A tiny chain of five uninhabited islets and three barren rocks, hundreds of miles from land, might seem an unlikely prize. But with everything from oil revenues to regional clout at stake, the contretemps over an obscure archipelago known to Japan as the Senkaku and to China as the Diaoyu is cause for grave concern.
Beijing maintains that the islands were claimed by China in the 1300s; Tokyo says they were an international no man’s land until Japan took them over in 1895. The row has been rumbling since the 1970s, but the pressure has steadily increased in recent years as a newly rich China has sought to flex its regional muscles and extend its influence in the US-dominated Pacific.
Japan must bear responsibility for many recent flashpoints. Last year’s announcement by the Governor of Tokyo of plans to use public money to buy the islands from their private owner hardly aimed to defuse the tension. This time, though, it is China that has upped the ante – and how. Last weekend, Beijing declared a new “air defence identification zone” covering a swathe of the South China Sea, including the islands, requiring all aircraft entering the sector to submit flight plans or face “defensive emergency measures”. Even more provocatively, the area overlaps with one of Japan’s own air defence zones.
Sure enough, Tokyo’s response was swift and uncompromising. The Prime Minister, Shinzo Abe, derided the plan as “unenforceable” and “of no validity whatsoever”; and the two Japanese long-haul airlines which initially complied with Beijing’s demands were soon persuaded to withdraw their co-operation.
But it is the reaction of the US that is crucial here. Indeed, in the context not only of Washington’s post-war commitment to the defence of Japanese territory (which includes the Senkaku Islands), but also the recent foreign policy “pivot to Asia” (prompted by rising Chinese power), Beijing’s move looks like as much of a test of Barack Obama as of Mr Abe.
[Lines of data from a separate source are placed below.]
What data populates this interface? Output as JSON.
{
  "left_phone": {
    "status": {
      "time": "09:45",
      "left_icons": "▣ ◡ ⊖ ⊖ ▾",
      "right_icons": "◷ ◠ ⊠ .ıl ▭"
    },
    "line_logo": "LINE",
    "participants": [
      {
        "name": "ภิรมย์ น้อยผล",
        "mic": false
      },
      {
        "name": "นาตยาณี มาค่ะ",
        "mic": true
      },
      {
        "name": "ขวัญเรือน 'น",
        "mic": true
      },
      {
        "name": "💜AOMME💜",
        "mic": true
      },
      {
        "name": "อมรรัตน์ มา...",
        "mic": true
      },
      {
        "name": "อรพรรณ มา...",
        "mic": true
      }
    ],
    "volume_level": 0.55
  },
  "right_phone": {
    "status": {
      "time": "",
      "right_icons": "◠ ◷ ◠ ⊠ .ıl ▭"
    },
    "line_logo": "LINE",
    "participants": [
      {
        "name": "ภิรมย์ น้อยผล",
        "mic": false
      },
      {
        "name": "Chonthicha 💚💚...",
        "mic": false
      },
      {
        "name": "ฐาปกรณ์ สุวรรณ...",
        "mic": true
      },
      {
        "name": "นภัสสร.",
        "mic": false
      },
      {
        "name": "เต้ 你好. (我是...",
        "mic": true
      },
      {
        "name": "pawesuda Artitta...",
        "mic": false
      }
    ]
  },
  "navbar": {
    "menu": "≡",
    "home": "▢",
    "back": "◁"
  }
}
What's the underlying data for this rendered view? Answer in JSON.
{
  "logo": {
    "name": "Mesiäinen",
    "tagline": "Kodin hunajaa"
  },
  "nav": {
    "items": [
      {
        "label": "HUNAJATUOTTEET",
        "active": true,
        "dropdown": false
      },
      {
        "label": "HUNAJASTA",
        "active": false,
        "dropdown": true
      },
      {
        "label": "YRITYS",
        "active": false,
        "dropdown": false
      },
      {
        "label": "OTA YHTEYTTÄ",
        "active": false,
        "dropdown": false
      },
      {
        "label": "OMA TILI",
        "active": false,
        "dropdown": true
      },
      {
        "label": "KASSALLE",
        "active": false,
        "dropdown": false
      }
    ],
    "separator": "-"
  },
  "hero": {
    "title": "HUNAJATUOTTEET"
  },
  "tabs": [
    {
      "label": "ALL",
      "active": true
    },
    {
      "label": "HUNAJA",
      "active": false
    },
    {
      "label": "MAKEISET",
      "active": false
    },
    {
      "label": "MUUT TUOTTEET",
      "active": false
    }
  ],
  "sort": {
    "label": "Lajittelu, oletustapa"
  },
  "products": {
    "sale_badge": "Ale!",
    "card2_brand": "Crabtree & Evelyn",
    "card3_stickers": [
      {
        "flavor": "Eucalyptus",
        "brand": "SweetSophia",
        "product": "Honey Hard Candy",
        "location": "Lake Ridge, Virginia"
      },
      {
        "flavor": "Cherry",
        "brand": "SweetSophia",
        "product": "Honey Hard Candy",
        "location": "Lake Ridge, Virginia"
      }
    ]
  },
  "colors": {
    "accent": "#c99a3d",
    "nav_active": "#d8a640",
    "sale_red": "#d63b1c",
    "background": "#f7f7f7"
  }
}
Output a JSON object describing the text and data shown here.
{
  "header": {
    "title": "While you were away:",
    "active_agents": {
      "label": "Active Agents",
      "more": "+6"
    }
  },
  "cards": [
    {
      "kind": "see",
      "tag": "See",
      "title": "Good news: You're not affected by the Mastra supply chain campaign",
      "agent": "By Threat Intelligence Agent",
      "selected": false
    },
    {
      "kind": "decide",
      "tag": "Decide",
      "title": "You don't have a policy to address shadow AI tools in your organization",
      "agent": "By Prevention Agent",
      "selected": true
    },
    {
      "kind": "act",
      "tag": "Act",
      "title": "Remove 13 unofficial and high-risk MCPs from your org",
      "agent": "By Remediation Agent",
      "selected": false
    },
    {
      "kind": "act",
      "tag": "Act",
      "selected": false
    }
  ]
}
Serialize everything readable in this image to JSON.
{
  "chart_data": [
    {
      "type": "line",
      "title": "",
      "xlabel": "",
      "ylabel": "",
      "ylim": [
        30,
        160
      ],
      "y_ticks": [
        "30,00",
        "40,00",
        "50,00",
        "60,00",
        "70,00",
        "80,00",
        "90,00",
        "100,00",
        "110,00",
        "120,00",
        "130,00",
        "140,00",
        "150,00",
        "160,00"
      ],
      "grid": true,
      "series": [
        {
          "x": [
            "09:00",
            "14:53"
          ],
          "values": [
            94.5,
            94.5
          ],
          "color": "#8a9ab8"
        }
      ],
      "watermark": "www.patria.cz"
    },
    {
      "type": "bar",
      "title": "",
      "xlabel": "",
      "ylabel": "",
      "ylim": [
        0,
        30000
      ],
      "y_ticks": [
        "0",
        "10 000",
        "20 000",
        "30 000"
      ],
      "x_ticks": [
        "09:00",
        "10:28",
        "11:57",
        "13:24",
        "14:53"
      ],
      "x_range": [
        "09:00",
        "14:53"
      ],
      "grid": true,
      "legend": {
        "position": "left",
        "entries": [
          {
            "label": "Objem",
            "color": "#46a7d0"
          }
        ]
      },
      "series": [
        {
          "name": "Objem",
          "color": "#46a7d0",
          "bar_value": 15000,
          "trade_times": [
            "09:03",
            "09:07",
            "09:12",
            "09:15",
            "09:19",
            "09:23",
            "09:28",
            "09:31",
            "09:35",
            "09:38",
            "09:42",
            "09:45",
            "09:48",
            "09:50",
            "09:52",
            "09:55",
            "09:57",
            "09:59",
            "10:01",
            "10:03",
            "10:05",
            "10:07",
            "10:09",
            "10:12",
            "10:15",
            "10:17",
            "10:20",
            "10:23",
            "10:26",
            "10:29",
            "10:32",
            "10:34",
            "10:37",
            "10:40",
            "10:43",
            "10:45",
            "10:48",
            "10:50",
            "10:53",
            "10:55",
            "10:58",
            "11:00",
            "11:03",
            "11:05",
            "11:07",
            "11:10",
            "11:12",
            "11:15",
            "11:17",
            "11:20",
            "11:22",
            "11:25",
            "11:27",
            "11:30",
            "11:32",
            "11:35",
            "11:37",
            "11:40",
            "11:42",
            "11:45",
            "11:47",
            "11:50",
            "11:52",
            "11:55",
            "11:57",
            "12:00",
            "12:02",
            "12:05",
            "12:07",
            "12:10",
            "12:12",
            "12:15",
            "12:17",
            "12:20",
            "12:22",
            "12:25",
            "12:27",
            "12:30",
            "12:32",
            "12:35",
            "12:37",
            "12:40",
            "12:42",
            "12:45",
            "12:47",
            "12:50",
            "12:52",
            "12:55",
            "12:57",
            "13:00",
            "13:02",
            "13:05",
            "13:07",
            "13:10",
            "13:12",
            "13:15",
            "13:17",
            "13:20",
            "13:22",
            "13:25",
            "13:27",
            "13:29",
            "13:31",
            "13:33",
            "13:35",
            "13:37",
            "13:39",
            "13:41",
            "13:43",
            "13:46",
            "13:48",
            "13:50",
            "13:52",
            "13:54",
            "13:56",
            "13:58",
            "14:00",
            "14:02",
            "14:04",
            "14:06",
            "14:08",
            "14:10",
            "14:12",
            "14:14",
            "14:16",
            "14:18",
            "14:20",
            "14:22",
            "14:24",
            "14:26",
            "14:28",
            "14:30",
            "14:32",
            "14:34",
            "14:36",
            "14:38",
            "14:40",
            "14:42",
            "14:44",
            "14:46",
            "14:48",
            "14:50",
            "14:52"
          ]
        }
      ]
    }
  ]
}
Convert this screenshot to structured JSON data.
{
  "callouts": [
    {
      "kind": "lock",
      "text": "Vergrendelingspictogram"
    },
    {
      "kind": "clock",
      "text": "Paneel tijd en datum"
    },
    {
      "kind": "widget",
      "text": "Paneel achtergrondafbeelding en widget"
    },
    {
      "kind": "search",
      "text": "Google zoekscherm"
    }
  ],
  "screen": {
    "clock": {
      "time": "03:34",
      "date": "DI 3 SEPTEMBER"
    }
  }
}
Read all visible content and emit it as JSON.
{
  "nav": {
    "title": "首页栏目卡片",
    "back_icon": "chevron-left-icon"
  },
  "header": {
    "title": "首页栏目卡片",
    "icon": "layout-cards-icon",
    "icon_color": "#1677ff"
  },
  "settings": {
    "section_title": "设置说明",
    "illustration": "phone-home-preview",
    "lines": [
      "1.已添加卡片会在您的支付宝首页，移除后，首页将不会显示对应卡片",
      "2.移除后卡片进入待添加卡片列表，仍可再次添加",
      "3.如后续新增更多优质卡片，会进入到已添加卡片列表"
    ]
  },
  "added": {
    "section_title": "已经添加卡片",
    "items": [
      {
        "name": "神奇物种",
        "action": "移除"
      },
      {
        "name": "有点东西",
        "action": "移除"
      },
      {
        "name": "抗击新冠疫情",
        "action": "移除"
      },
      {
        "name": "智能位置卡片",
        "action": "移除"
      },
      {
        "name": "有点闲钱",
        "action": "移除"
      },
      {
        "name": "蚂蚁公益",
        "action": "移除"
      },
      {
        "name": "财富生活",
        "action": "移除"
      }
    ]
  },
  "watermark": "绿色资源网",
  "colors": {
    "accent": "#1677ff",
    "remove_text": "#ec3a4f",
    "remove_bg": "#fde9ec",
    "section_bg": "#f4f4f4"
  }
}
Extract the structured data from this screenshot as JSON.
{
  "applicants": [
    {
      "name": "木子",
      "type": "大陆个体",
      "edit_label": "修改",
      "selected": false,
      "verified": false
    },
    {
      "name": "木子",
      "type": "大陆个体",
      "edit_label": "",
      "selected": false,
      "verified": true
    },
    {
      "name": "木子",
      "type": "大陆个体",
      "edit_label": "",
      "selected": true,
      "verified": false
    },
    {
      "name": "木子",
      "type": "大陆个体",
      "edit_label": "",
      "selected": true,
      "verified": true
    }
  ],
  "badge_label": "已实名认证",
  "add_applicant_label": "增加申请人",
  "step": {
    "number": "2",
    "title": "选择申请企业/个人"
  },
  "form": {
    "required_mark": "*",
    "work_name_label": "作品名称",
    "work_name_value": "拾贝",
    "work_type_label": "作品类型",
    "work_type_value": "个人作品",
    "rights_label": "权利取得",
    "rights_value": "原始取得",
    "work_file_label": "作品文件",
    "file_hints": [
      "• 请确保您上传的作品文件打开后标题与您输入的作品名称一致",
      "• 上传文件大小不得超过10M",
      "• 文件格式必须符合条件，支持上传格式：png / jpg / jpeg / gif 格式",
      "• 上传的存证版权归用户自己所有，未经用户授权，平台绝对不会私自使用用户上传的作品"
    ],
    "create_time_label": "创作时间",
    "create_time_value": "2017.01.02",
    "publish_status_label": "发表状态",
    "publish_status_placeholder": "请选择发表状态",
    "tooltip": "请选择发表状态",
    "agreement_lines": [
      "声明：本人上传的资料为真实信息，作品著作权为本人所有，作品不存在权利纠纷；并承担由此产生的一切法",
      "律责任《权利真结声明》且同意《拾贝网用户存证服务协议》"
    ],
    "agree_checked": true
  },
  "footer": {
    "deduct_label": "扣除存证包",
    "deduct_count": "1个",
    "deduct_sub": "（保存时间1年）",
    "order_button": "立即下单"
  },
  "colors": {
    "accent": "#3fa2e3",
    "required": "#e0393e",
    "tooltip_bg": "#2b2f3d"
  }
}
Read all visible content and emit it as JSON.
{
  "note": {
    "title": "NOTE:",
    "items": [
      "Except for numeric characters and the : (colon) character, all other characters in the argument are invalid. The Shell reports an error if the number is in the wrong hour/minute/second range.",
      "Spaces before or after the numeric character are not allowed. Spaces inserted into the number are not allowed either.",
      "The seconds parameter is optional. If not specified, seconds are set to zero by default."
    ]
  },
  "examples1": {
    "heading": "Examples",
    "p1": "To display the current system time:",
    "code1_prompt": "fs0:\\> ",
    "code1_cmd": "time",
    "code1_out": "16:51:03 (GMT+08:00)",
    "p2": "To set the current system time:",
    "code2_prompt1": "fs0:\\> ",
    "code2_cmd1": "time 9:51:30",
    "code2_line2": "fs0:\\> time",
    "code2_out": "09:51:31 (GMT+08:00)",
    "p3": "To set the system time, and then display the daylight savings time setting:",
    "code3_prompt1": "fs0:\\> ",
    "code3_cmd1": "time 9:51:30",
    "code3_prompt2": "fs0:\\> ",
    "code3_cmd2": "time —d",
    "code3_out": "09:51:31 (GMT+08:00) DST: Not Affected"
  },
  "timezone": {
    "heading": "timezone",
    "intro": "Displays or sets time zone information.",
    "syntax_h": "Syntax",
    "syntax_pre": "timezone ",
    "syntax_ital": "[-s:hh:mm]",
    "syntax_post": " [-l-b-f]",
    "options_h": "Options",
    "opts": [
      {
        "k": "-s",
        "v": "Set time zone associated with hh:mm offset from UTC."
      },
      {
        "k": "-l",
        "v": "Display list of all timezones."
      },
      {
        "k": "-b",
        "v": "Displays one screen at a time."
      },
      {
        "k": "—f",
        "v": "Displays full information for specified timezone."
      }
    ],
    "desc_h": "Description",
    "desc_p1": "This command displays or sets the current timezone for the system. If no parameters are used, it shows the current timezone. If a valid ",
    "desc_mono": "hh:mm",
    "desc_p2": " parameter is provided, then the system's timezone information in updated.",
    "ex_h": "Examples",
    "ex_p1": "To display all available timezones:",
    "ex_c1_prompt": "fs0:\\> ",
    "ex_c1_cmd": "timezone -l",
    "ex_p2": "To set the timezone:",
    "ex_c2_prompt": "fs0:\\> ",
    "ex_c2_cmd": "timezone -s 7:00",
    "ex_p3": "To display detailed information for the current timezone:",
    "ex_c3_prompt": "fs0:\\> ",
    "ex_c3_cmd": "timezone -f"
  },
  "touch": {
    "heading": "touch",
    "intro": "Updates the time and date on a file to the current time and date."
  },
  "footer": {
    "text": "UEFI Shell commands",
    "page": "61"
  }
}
The answer was unequivocal. On Tuesday, the US flew two unarmed B52s through the zone without notifying the Chinese. The Pentagon claims that the flight was a long-planned training mission but the message is clear – particularly given that it came just days after the Defence Secretary, Chuck Hagel, branded Beijing’s move “a destabilising attempt to alter the status quo in the region” and stated explicitly that American military operations would not change.
Washington’s move was the right one. China cannot be allowed to throw its weight around; if Beijing has a case then it must be legally proven, not administered unilaterally at the point of a metaphorical bayonet. Equally, however, Japan has shown itself too ready to indulge in chest-beating of its own and Mr Abe at times exhibits disturbingly nationalist leanings. The US must be sure that, while maintaining regional balance, it does not endorse such posturing.
China’s economic rise inevitably brings disruption with it. And with both Beijing and Tokyo under growing domestic pressure for a show of strength abroad, the diplomatic task facing the US in Asia is as difficult and perilous as any. The Senkaku/Diaoyu are just a few distant rocks, but they may also be the fulcrum upon which one of the greatest challenges of 21st-century geopolitics will turn.